This collaborative project, financed by the International Development Research Centre (IDRC) and involving research institutions in Canada and Africa, will look specifically at the impact of integrated models of financial and agricultural co-operatives development.
The research will be led by Lou Hammond Ketilson, our director here at the Centre for the Study of Co-operatives, along with the School of Agricultural Sciences at Makerere University in Kampala, Uganda, and Moshi University College of Co-operative and Business Studies in Tanzania.
The research aims to gain a better understanding of how to sustainably improve livelihoods and reduce poverty in rural communities. The general objective of the research is to improve programming in rural development both in Africa and Canada by obtaining new knowledge about integrated co-operative models in practice. In particular, it will assess whether rural development through co-operatives works better when the co-ops are more formally integrated, and if so, under what conditions this integration works best.
The research and dissemination of results will take place over a three year period. The budget for the initiative is more than $610,000, with IDRC contributing $450,00 and the remainder contributed in cash and in kind by the participating partners.
We, at the Centre, congratulate all involved and look forward to supporting Lou in this project.
Please see the full press release, including contact information, here. More information will be posted on our website as it becomes available.
The application deadline for the annual Norm Bromberger Research Bursary of $2,000 is June 30, 2013.
The Norm Bromberger Research Bursary was established in recognition of the outstanding contributions made by Norm Bromberger to the development of credit unions and co-operatives in Saskatchewan and across Canada. Bromberger was Research Director and the Chief Executive Officer of Credit Union Central for a total of 27 years of service within the credit union system of Saskatchewan. The bursary encourages research in the area of co-operatives and credit unions.
Find details about the bursary and download the application form here.
Please join us for this seminar sponsored by the Centre for the Study of Co-operatives and the Saskatoon Peace Coalition.
Co-operatives, Co-operation, and Peace

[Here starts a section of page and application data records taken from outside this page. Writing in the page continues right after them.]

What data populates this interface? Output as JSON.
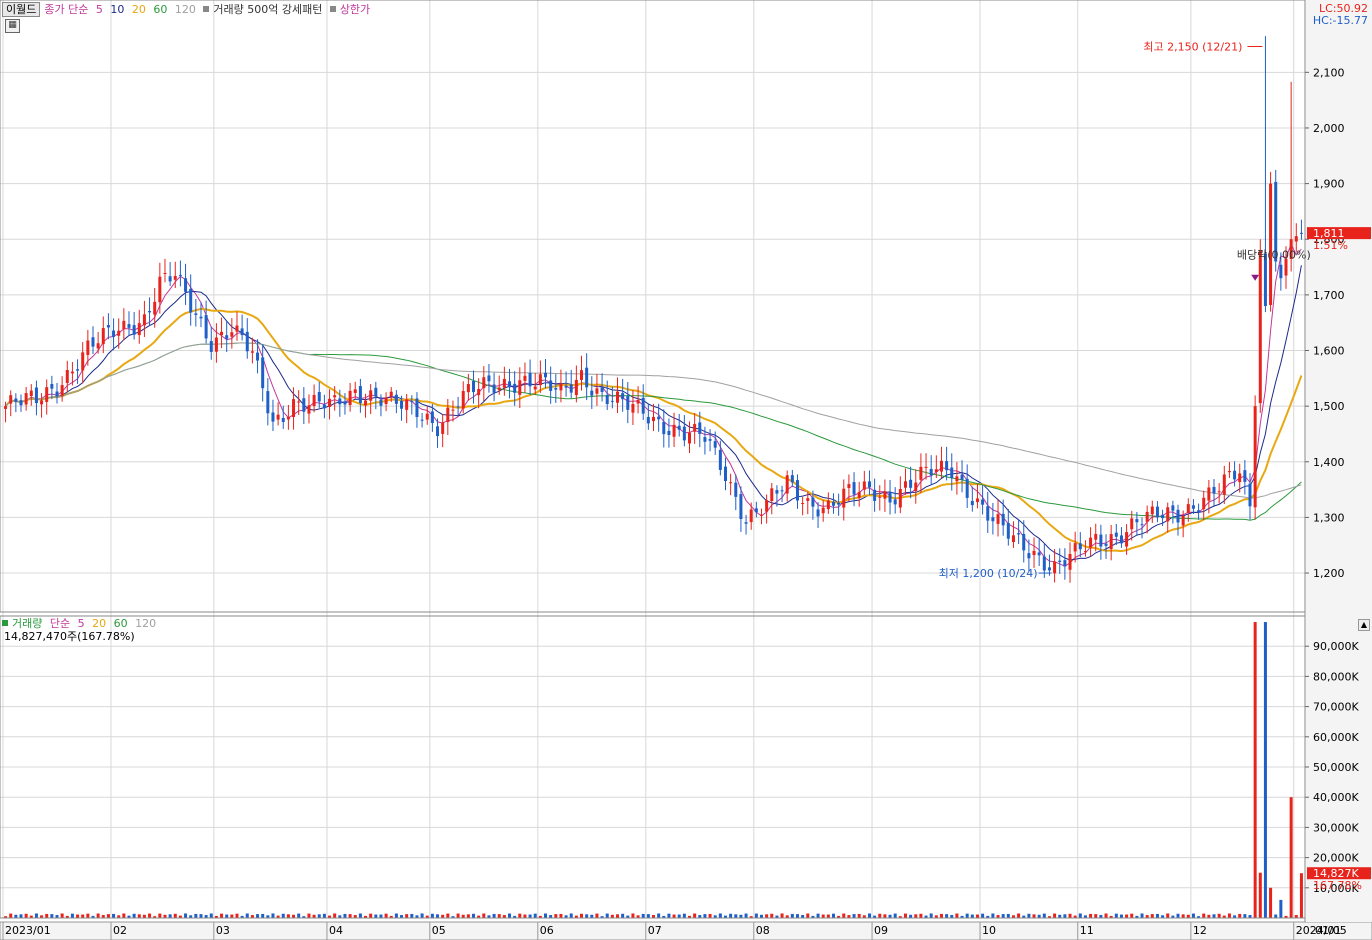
{
  "price_legend": {
    "tab": "이월드",
    "ma_title": "종가 단순",
    "ma_periods": [
      "5",
      "10",
      "20",
      "60",
      "120"
    ],
    "volume_pattern": "거래량 500억 강세패턴",
    "upper_limit": "상한가"
  },
  "lc_label": "LC:50.92",
  "hc_label": "HC:-15.77",
  "volume_legend": {
    "title": "거래량",
    "ma_title": "단순",
    "ma_periods": [
      "5",
      "20",
      "60",
      "120"
    ],
    "summary": "14,827,470주(167.78%)"
  },
  "colors": {
    "up": "#e8231c",
    "down": "#1f5fc8",
    "ma5": "#c0389c",
    "ma10": "#1c2a8c",
    "ma20": "#e8a812",
    "ma60": "#2a9a3c",
    "ma120": "#a0a0a0",
    "grid": "#d8d8d8"
  },
  "chart_data": {
    "type": "candlestick",
    "price_axis": {
      "ticks": [
        "1,200",
        "1,300",
        "1,400",
        "1,500",
        "1,600",
        "1,700",
        "1,800",
        "1,900",
        "2,000",
        "2,100"
      ],
      "range": [
        1130,
        2230
      ]
    },
    "volume_axis": {
      "ticks": [
        "10,000K",
        "20,000K",
        "30,000K",
        "40,000K",
        "50,000K",
        "60,000K",
        "70,000K",
        "80,000K",
        "90,000K"
      ],
      "range": [
        0,
        100000
      ]
    },
    "x_labels": [
      "2023/01",
      "02",
      "03",
      "04",
      "05",
      "06",
      "07",
      "08",
      "09",
      "10",
      "11",
      "12",
      "2024/01",
      "01/05"
    ],
    "current_price": "1,811",
    "current_change": "1.51%",
    "current_volume": "14,827K",
    "current_volume_pct": "167.78%",
    "high_annotation": "최고 2,150 (12/21)",
    "low_annotation": "최저 1,200 (10/24)",
    "dividend_annotation": "배당락(0.00%)",
    "price_anchors": [
      [
        0,
        1500
      ],
      [
        6,
        1510
      ],
      [
        10,
        1540
      ],
      [
        16,
        1600
      ],
      [
        22,
        1640
      ],
      [
        27,
        1660
      ],
      [
        30,
        1720
      ],
      [
        33,
        1730
      ],
      [
        36,
        1680
      ],
      [
        40,
        1620
      ],
      [
        44,
        1640
      ],
      [
        48,
        1590
      ],
      [
        52,
        1470
      ],
      [
        56,
        1510
      ],
      [
        60,
        1500
      ],
      [
        64,
        1500
      ],
      [
        68,
        1530
      ],
      [
        72,
        1520
      ],
      [
        76,
        1500
      ],
      [
        80,
        1490
      ],
      [
        84,
        1470
      ],
      [
        88,
        1510
      ],
      [
        92,
        1530
      ],
      [
        96,
        1540
      ],
      [
        100,
        1550
      ],
      [
        104,
        1540
      ],
      [
        108,
        1520
      ],
      [
        112,
        1560
      ],
      [
        116,
        1520
      ],
      [
        120,
        1500
      ],
      [
        124,
        1490
      ],
      [
        128,
        1470
      ],
      [
        132,
        1450
      ],
      [
        136,
        1440
      ],
      [
        140,
        1380
      ],
      [
        144,
        1300
      ],
      [
        148,
        1320
      ],
      [
        152,
        1360
      ],
      [
        156,
        1330
      ],
      [
        160,
        1320
      ],
      [
        164,
        1340
      ],
      [
        168,
        1350
      ],
      [
        172,
        1340
      ],
      [
        176,
        1360
      ],
      [
        180,
        1380
      ],
      [
        184,
        1390
      ],
      [
        188,
        1340
      ],
      [
        192,
        1290
      ],
      [
        196,
        1260
      ],
      [
        200,
        1240
      ],
      [
        204,
        1210
      ],
      [
        208,
        1230
      ],
      [
        212,
        1260
      ],
      [
        216,
        1270
      ],
      [
        220,
        1290
      ],
      [
        224,
        1300
      ],
      [
        228,
        1310
      ],
      [
        232,
        1330
      ],
      [
        236,
        1350
      ],
      [
        240,
        1380
      ],
      [
        242,
        1320
      ],
      [
        243,
        1500
      ],
      [
        244,
        1780
      ],
      [
        245,
        1680
      ],
      [
        246,
        1900
      ],
      [
        247,
        1760
      ],
      [
        248,
        1730
      ],
      [
        250,
        1800
      ],
      [
        252,
        1811
      ]
    ],
    "volume_series": [
      [
        243,
        98000
      ],
      [
        244,
        15000
      ],
      [
        245,
        98000
      ],
      [
        246,
        10000
      ],
      [
        248,
        6000
      ],
      [
        250,
        40000
      ],
      [
        252,
        14827
      ]
    ]
  }
}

Wednesday, March 20, 2013
Multipurpose Room, Suite 203 | Station 20 West
1120 – 20th Street West | Saskatoon
7:00 – 9:00 pm

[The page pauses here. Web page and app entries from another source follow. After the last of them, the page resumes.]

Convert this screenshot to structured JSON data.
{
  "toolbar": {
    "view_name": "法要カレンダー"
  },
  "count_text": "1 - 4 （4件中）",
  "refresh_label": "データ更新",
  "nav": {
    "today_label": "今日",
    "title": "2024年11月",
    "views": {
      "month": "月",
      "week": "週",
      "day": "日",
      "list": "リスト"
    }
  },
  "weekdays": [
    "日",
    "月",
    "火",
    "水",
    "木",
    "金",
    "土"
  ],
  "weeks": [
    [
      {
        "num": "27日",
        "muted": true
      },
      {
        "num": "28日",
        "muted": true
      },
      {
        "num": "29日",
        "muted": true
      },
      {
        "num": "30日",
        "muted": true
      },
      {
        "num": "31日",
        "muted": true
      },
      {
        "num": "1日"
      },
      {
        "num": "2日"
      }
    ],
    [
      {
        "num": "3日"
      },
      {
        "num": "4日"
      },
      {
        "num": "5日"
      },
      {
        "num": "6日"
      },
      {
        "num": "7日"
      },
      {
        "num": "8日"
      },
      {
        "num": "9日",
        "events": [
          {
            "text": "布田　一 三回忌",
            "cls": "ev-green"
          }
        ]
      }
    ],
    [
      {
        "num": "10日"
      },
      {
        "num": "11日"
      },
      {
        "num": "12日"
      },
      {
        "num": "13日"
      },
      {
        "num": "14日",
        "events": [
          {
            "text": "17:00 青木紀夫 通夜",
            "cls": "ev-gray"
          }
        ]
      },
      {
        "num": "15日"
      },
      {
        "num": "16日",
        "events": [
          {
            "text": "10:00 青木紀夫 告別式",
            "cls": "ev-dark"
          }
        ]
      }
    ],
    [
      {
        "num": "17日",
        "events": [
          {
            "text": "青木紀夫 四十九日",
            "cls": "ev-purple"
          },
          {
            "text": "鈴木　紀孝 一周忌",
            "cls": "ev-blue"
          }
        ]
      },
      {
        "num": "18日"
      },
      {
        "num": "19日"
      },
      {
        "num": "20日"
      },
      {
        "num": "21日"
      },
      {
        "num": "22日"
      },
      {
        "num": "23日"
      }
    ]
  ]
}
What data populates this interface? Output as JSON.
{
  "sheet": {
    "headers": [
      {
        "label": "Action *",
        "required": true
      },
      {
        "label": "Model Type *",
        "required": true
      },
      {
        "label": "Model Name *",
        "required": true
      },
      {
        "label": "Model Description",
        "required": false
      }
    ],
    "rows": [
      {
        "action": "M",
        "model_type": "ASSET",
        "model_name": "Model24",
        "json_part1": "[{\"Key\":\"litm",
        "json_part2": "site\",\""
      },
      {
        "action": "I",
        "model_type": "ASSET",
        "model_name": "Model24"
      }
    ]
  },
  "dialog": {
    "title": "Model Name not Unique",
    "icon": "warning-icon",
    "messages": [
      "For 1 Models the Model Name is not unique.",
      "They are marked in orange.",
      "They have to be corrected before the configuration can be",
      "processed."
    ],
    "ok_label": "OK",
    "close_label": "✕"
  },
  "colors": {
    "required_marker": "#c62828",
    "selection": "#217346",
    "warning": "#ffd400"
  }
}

See the Google Map for location.
Emeritus Professor of History, Specialist in Co-operative Studies
Director, Co-operative Initiative for Peace and Social Inclusion
Centre for Co-operative and Community-Based Economy, University of Victoria
Centre for the Study of Co-operatives Scholar, University of Saskatchewan
From its beginnings as formal co-operative enterprises in the midnineteenth century, the co-operative movement has demonstrated a commitment to the cause of peace, but what is intended has varied from time to time and with the dominant context. Ian MacPherson’s presentation examines the co-operative approaches to peace, discussing the various ways in which the movement intentionally and unintentionally has sought to foster peace in communities, across regions, and between nations. It concludes with some observations on how it might be argued that co-operatives, co-operative movements, and co-operation can particularly contribute to peace around the world today.
Visiting Researcher, Centre for the Study of Co-operatives
Scott Kim is a visiting researcher at the Centre for the Study of Co-operatives as part of an MA internship for his degree in conflict transformation at the Eastern Mennonite University in Virginia, US. His main research interest is the intersection of the peace building and co-operative movements, with a primary focus on organizational peace building in co-ops. Scott has worked with a variety of international relief and development organizations such as Korea Food for the Hungry International, the Korean Foundation for World Aid, and a refugee resettlement program in the US. He will present on the possibility of collaboration between the peace building movement and the co-op movement in northeast Asia.
Please join us for coffee after the presentation.